The seemingly inevitable departure of Tarasenko will open up more full-time minutes in the Blues’ top-9 for some of their prospects and younger players. Jake Neighbours has been given multiple opportunities to snag a vital role with St. Louis, while Nikita Alexandrov has been in and out of the NHL all year.

While this team does not have the same talent it did when the Blues won the Stanley Cup in 2019, if they end up trading O’Reilly and Tarasenko, the ability to turn an otherwise franchise-altering trade into a step to retooling is a unique opportunity.

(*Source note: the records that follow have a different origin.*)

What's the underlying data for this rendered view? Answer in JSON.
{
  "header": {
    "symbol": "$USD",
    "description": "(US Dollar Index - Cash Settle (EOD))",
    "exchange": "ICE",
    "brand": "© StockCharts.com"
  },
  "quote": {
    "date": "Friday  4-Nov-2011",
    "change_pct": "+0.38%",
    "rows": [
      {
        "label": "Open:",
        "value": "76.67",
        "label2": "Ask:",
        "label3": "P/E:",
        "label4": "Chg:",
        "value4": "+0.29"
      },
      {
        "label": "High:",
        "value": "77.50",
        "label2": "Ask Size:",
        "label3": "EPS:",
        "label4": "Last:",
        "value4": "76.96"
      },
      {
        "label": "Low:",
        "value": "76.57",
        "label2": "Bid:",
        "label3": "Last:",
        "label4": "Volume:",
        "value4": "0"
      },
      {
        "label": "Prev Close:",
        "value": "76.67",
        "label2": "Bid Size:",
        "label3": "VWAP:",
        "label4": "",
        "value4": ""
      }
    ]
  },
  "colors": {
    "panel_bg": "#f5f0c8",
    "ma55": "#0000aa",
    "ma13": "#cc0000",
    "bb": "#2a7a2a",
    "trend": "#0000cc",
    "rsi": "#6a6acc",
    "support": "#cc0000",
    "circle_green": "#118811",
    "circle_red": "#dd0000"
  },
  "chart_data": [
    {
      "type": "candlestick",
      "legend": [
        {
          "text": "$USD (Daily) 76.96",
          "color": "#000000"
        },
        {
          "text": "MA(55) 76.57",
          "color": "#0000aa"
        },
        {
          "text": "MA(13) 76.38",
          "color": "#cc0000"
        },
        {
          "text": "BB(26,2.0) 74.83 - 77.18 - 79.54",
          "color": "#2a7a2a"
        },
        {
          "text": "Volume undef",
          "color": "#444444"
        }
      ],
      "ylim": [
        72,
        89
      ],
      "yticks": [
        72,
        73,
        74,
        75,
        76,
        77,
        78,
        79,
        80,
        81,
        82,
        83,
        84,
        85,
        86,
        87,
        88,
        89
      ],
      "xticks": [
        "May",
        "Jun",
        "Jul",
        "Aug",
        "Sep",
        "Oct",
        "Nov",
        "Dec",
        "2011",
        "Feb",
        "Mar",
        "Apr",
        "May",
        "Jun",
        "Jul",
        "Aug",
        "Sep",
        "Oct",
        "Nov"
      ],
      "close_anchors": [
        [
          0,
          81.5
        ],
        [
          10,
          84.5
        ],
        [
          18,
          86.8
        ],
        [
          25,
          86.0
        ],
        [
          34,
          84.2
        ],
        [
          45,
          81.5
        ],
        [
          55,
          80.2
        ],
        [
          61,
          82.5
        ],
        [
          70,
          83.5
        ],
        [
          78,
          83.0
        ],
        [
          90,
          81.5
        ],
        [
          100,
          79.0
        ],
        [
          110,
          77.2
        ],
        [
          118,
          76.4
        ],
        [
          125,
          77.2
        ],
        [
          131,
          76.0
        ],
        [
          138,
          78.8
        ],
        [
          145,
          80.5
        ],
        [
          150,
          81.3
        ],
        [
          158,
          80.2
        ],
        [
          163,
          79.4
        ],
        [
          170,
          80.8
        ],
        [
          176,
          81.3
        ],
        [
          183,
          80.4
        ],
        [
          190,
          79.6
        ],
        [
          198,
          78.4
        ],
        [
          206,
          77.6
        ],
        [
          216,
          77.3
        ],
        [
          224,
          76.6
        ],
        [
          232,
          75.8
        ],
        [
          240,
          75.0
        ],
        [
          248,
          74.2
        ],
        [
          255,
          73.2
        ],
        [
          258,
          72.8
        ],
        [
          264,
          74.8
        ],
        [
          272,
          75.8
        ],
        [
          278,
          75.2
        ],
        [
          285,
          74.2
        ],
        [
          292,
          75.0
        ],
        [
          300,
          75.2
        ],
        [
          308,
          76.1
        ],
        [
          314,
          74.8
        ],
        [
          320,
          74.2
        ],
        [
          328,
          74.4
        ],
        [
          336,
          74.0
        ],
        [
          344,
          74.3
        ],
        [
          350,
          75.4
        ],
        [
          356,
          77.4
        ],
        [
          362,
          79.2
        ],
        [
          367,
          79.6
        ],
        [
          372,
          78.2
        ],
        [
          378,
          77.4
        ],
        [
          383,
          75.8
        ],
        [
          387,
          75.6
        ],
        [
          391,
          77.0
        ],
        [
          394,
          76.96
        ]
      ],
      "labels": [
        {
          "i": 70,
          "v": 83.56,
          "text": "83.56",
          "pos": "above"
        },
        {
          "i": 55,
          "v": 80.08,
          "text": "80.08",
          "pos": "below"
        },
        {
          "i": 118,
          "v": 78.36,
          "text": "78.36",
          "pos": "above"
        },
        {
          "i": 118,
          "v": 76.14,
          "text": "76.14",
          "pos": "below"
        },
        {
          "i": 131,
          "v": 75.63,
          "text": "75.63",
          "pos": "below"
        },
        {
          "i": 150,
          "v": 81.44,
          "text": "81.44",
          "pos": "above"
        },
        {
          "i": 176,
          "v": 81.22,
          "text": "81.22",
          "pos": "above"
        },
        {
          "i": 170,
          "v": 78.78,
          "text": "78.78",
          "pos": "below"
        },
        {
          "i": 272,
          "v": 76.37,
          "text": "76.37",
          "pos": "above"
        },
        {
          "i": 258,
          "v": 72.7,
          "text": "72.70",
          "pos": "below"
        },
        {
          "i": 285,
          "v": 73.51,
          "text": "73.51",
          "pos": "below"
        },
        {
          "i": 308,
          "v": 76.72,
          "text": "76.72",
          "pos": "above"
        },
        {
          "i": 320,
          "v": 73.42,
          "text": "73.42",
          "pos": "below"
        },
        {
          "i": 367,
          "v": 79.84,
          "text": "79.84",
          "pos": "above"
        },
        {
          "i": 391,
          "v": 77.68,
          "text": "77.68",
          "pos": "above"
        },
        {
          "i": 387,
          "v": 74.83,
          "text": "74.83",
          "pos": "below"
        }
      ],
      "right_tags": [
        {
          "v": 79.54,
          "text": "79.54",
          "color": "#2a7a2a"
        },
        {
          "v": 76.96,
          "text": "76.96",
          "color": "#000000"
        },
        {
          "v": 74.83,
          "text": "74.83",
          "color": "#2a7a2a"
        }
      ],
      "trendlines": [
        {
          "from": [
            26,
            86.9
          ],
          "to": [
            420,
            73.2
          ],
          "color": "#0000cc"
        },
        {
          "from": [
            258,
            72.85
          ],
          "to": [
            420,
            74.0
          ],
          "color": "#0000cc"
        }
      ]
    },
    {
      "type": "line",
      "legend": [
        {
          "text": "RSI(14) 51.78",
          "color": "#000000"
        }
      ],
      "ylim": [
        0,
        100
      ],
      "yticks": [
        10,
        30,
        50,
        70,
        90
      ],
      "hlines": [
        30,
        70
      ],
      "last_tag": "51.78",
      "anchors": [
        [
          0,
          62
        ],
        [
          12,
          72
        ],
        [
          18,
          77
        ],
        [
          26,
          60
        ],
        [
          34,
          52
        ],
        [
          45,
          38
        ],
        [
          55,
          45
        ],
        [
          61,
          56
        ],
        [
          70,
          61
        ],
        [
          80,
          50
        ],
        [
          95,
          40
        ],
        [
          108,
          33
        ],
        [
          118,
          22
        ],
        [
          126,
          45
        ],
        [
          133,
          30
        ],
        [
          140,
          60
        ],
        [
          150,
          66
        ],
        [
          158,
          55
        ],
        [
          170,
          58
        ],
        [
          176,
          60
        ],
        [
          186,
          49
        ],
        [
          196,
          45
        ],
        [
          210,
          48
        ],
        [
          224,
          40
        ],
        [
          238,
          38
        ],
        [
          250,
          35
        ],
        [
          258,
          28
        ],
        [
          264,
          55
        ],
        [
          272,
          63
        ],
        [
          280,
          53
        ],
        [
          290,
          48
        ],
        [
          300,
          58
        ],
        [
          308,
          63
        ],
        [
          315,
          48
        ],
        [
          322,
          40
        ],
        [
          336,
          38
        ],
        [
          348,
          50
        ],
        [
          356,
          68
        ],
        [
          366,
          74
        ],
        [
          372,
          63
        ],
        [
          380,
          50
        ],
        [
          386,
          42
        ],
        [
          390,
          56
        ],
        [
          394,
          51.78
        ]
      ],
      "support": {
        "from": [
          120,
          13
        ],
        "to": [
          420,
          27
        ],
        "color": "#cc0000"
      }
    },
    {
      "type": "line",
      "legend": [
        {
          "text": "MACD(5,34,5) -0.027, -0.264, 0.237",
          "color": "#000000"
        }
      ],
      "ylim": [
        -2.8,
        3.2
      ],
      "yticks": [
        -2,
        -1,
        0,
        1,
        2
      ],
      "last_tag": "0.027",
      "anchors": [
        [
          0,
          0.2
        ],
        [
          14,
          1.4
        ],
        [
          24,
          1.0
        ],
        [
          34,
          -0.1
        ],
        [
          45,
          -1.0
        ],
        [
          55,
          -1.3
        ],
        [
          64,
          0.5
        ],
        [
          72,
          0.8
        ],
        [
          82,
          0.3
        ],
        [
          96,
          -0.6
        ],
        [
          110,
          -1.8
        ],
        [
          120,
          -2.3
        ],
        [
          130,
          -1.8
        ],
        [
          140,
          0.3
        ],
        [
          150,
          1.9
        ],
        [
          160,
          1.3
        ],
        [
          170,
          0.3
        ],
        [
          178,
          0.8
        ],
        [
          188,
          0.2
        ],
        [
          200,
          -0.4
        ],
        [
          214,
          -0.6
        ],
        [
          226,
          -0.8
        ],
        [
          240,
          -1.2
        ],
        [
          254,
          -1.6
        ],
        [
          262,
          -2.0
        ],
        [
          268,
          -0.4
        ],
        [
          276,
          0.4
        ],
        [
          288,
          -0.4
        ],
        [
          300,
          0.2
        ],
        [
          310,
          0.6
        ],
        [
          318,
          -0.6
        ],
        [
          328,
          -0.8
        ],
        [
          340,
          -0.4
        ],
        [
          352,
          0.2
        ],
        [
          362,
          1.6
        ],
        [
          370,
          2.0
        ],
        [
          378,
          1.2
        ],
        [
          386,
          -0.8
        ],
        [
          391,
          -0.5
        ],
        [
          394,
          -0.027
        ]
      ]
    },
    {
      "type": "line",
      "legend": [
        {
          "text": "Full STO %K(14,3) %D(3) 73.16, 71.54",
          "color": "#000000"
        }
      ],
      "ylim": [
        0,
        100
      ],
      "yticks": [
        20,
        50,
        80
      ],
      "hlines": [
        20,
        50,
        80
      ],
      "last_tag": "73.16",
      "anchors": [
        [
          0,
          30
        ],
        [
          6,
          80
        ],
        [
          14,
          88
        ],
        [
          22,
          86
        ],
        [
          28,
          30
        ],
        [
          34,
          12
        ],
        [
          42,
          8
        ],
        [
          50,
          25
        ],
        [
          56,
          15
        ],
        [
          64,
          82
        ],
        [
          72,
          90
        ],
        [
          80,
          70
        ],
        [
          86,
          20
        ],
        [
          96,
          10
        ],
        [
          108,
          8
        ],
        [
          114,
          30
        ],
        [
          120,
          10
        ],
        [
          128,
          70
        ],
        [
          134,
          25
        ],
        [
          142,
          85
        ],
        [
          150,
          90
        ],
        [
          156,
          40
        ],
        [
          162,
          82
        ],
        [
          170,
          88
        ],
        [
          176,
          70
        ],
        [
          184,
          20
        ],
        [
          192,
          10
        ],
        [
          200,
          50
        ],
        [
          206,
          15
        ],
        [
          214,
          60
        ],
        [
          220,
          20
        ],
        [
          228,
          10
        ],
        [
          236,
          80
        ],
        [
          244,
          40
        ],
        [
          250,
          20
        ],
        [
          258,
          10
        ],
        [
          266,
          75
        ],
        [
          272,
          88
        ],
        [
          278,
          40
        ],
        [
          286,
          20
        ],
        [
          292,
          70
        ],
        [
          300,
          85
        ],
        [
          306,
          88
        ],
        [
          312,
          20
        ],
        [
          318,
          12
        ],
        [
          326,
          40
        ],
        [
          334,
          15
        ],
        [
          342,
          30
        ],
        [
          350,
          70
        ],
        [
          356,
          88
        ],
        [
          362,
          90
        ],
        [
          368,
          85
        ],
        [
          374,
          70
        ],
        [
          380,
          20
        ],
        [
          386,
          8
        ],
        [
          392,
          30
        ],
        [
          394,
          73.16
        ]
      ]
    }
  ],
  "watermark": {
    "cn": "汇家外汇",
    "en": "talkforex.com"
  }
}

The Blues already have Kyrou and Thomas locked up for the next eight years, and with Schenn and Buchnevich still under contract, St. Louis has a tremendous forward core already in place. If Armstrong can secure multiple first-round picks from O’Reilly and Tarasenko at the deadline, the Blues will have plenty of draft capital, cap space, and prospects to get back into contention in 2024.